Web page and app entries:
*-*-*
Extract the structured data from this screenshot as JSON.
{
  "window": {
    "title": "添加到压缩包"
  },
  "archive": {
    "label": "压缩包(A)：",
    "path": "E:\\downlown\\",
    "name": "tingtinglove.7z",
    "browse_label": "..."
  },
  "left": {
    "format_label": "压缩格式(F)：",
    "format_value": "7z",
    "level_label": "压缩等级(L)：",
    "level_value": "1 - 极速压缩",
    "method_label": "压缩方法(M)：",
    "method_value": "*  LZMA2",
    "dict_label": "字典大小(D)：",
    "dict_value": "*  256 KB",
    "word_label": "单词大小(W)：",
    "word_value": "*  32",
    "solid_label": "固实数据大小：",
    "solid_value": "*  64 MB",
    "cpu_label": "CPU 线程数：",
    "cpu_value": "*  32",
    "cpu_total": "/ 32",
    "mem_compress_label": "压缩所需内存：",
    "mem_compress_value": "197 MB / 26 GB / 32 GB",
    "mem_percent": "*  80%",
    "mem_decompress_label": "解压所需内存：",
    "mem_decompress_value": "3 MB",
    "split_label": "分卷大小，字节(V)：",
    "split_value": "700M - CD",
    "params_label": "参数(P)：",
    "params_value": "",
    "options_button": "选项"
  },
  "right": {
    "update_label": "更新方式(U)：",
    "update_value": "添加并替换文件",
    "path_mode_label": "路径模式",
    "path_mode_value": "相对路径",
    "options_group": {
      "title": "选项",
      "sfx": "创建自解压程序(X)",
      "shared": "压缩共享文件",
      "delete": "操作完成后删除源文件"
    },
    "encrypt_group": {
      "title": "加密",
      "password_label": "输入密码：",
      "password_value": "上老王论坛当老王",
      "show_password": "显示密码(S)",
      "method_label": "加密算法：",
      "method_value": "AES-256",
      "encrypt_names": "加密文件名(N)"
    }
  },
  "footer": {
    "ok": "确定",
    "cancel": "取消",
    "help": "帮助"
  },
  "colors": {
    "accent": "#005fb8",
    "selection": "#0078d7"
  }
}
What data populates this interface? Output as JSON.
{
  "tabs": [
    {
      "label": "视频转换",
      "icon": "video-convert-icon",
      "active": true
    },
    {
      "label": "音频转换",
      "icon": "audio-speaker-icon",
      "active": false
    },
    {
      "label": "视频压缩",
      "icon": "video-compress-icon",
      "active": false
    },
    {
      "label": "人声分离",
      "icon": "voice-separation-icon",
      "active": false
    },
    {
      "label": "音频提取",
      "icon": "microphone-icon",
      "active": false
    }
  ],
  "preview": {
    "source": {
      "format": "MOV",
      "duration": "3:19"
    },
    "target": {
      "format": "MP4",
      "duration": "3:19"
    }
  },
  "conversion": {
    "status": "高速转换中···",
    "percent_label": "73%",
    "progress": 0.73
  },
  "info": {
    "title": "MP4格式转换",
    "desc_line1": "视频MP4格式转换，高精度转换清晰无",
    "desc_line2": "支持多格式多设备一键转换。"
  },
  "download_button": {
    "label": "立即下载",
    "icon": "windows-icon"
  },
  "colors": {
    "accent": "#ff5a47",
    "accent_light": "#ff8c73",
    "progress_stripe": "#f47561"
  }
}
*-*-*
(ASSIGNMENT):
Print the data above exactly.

(TASK RESULT):
Extract the structured data from this screenshot as JSON.
{
  "window": {
    "title": "添加到压缩包"
  },
  "archive": {
    "label": "压缩包(A)：",
    "path": "E:\\downlown\\",
    "name": "tingtinglove.7z",
    "browse_label": "..."
  },
  "left": {
    "format_label": "压缩格式(F)：",
    "format_value": "7z",
    "level_label": "压缩等级(L)：",
    "level_value": "1 - 极速压缩",
    "method_label": "压缩方法(M)：",
    "method_value": "*  LZMA2",
    "dict_label": "字典大小(D)：",
    "dict_value": "*  256 KB",
    "word_label": "单词大小(W)：",
    "word_value": "*  32",
    "solid_label": "固实数据大小：",
    "solid_value": "*  64 MB",
    "cpu_label": "CPU 线程数：",
    "cpu_value": "*  32",
    "cpu_total": "/ 32",
    "mem_compress_label": "压缩所需内存：",
    "mem_compress_value": "197 MB / 26 GB / 32 GB",
    "mem_percent": "*  80%",
    "mem_decompress_label": "解压所需内存：",
    "mem_decompress_value": "3 MB",
    "split_label": "分卷大小，字节(V)：",
    "split_value": "700M - CD",
    "params_label": "参数(P)：",
    "params_value": "",
    "options_button": "选项"
  },
  "right": {
    "update_label": "更新方式(U)：",
    "update_value": "添加并替换文件",
    "path_mode_label": "路径模式",
    "path_mode_value": "相对路径",
    "options_group": {
      "title": "选项",
      "sfx": "创建自解压程序(X)",
      "shared": "压缩共享文件",
      "delete": "操作完成后删除源文件"
    },
    "encrypt_group": {
      "title": "加密",
      "password_label": "输入密码：",
      "password_value": "上老王论坛当老王",
      "show_password": "显示密码(S)",
      "method_label": "加密算法：",
      "method_value": "AES-256",
      "encrypt_names": "加密文件名(N)"
    }
  },
  "footer": {
    "ok": "确定",
    "cancel": "取消",
    "help": "帮助"
  },
  "colors": {
    "accent": "#005fb8",
    "selection": "#0078d7"
  }
}
What data populates this interface? Output as JSON.
{
  "tabs": [
    {
      "label": "视频转换",
      "icon": "video-convert-icon",
      "active": true
    },
    {
      "label": "音频转换",
      "icon": "audio-speaker-icon",
      "active": false
    },
    {
      "label": "视频压缩",
      "icon": "video-compress-icon",
      "active": false
    },
    {
      "label": "人声分离",
      "icon": "voice-separation-icon",
      "active": false
    },
    {
      "label": "音频提取",
      "icon": "microphone-icon",
      "active": false
    }
  ],
  "preview": {
    "source": {
      "format": "MOV",
      "duration": "3:19"
    },
    "target": {
      "format": "MP4",
      "duration": "3:19"
    }
  },
  "conversion": {
    "status": "高速转换中···",
    "percent_label": "73%",
    "progress": 0.73
  },
  "info": {
    "title": "MP4格式转换",
    "desc_line1": "视频MP4格式转换，高精度转换清晰无",
    "desc_line2": "支持多格式多设备一键转换。"
  },
  "download_button": {
    "label": "立即下载",
    "icon": "windows-icon"
  },
  "colors": {
    "accent": "#ff5a47",
    "accent_light": "#ff8c73",
    "progress_stripe": "#f47561"
  }
}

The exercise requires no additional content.